    Heavy-Duty Nylon Mesh Fabric

    Composed of plastic-based fibers, nylon mesh fabrics are beneficial for applications that call for durability, strength, and versatility. Nylon is lightweight, soft to the touch, and easy for manufacturers to dye and cut in various sizes and thicknesses. It is also simple for users to clean. The elasticity of this polyamide’s fibers allows it to stand up well to the wear and tear of stretching or bending. Additionally, nylon is hydrophilic and, when accompanying fibers of silver ion, antimicrobial. It is resistant to:

    •     Wear
    •     Corrosive chemicals
    •     Temperatures of up to 340° F
    •     Dust
    •     Acid
    •     Alkalis
    •     Tearing

    Heavy-Duty Polyester Mesh Fabric

    Another material, polyester is the result of a chemical reaction that takes place between alcohol, carboxylic acid, and a petroleum byproduct. These flexible polymer fibers are ideal for a versatile array of commercial and industrial applications due to polyester’s durability. This resilient mesh can stretch by as much as 6% and still return to its original shape for a high level of dimensional stability and elasticity. It is also resistant to:

    •     Wear, even when in constant use
    •     Corrosion from acids, alkalis, and other chemicals
    •     Flame
    •     High temperatures
    •     Ultraviolet light
    •     Mold, mildew, and water, as a hydrophobic material
    •     Stains
    •     Tearing

    Textile manufacturers can increase these resistances with appropriate finishing treatments. As an added benefit, polyester is readily available from most textile manufacturing plants, giving users ease of access.


    Common Applications of Heavy-Duty Mesh Fabrics

    heavy duty polyester mesh fabric applications

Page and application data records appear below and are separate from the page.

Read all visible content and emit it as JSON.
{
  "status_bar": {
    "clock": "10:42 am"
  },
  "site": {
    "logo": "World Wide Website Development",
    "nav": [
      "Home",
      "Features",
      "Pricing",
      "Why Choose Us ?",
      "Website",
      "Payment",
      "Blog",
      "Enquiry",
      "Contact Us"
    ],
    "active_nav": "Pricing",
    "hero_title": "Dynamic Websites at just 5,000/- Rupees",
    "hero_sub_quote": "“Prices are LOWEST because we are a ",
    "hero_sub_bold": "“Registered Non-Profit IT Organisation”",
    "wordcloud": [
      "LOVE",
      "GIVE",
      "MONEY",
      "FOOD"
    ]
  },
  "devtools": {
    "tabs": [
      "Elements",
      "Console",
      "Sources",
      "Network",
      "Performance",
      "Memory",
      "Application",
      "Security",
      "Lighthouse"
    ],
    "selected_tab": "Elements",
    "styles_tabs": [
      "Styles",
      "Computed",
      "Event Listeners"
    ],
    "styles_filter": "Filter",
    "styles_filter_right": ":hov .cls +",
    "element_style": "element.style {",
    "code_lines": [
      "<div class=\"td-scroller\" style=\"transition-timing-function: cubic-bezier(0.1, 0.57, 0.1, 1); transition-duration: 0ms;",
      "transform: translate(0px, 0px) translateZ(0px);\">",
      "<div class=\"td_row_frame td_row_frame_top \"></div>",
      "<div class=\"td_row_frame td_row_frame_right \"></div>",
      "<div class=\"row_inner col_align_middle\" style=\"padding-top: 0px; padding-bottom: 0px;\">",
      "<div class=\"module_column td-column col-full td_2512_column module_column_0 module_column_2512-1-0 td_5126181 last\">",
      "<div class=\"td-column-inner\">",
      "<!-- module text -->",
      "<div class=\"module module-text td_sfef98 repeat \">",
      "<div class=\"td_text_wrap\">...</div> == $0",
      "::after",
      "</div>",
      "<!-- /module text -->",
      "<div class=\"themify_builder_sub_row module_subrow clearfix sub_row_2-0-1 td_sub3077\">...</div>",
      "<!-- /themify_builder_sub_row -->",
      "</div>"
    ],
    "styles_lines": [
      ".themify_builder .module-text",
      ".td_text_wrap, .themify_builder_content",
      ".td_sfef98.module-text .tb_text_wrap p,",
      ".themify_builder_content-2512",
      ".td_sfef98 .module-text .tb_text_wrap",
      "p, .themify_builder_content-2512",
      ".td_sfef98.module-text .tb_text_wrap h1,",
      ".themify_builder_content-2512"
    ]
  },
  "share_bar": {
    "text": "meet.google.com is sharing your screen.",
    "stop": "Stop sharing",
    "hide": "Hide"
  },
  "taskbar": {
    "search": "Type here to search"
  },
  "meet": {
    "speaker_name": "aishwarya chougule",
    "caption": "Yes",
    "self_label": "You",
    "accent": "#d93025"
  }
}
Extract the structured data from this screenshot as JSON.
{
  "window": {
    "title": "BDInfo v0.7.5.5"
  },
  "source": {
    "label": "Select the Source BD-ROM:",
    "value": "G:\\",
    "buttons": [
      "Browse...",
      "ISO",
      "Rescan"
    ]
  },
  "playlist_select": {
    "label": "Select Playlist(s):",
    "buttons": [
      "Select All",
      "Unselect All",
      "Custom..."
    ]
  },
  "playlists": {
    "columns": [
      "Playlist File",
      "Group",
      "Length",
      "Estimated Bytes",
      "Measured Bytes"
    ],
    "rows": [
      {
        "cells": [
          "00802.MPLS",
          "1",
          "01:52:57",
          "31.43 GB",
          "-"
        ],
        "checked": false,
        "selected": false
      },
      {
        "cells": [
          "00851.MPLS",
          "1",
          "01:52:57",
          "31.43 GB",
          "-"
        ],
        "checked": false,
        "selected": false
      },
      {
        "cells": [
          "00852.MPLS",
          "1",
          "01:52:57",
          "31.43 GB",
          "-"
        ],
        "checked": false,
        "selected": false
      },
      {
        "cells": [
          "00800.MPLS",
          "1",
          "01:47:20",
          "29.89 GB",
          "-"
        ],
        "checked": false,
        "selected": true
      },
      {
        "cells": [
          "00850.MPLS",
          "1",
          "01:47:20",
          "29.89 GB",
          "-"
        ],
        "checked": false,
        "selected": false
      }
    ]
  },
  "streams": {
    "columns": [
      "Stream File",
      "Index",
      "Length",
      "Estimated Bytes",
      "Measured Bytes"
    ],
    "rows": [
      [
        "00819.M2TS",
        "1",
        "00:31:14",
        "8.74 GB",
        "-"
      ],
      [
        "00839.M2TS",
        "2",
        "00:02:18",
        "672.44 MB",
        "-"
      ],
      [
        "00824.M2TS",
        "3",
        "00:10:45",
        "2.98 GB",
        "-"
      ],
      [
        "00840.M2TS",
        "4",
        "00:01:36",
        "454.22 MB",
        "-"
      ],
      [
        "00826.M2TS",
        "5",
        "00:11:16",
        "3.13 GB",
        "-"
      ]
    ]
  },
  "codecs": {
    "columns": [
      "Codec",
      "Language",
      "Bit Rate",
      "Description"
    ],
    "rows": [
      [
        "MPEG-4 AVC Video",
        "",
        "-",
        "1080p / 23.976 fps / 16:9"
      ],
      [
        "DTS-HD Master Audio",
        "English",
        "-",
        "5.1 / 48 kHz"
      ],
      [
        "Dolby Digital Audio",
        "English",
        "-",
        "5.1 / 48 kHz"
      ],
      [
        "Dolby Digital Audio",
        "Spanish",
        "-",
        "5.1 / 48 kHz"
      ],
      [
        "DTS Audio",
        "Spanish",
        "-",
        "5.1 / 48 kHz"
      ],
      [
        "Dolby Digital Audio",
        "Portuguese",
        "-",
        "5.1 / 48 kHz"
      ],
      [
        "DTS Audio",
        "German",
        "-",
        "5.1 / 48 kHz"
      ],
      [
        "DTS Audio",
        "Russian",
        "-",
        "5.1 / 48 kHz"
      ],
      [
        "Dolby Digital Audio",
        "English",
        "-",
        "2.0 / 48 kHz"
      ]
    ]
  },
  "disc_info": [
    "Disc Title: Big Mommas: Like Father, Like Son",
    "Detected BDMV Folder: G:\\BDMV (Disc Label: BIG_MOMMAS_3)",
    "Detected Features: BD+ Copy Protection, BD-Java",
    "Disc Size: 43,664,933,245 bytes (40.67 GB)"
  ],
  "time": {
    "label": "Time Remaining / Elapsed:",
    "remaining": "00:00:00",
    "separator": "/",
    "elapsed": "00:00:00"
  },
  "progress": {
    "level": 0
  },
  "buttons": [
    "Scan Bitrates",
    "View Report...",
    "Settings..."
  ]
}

    While many industries use mesh fabrics, for anything from recreational equipment to occupational safety tasks, heavy-duty applications utilize nylon and polyester mesh for its strength. Nylon is ideal when fabric will need to stretch or bend with superior elasticity, or when aesthetics are important. Polyester is optimal for applications in high-moisture, -humidity, and -sunlight environments as this hydrophobic material dries rapidly and is reliable when stability is necessary. Common applications for heavy-duty nylon and polyester mesh include:

    Cargo Nets 

    A polyester cargo net offers an excellent solution for securing items quickly and efficiently, whether on a trailer or pickup truck bed. Cargo nets strap items down to reduce their mobility and prevent resulting damage.

    Patient Lift Slings 

    Patient lift or transfer slings are crucial for their role in aiding medical personnel, allowing them to move patients comfortably and safely. While these slings are lightweight, at less than 8 oz. or 15 oz. per square yard, these slings can actually hold over 1,500 lbs. Universal, split-leg, and full-body slings reduce the amount of effort that healthcare staff must exert in lifting, and also minimize stress on the bodies of the injured or elderly.

    Contact Jason Mills for Premium Knit Mesh Fabric Solutions

    At Jason Mills, LLC, our focus is on manufacturing, distributing, and warehousing a variety of standard and custom industrial nylon and polyester mesh fabrics. Our team offers these high-performance materials in varying sizes, weights, mesh opening shapes, finishes, and colors to fit our customers’ specific applications. We are equipped with a highly skilled team of experts, high-end fibers, and sophisticated raschel and tricot machinery that enable us to develop warp knits for diverse end uses in industrial, commercial, and recreational fields.

    For cargo nets and scrub pads, Jason Mills offers the following heavy-duty fabric solutions:

    For patient lift swings, we use:

    Our team can help you find the right mesh fabric for your heavy-duty application. Contact us today to learn more about our premium knit mesh solutions or to request a quote.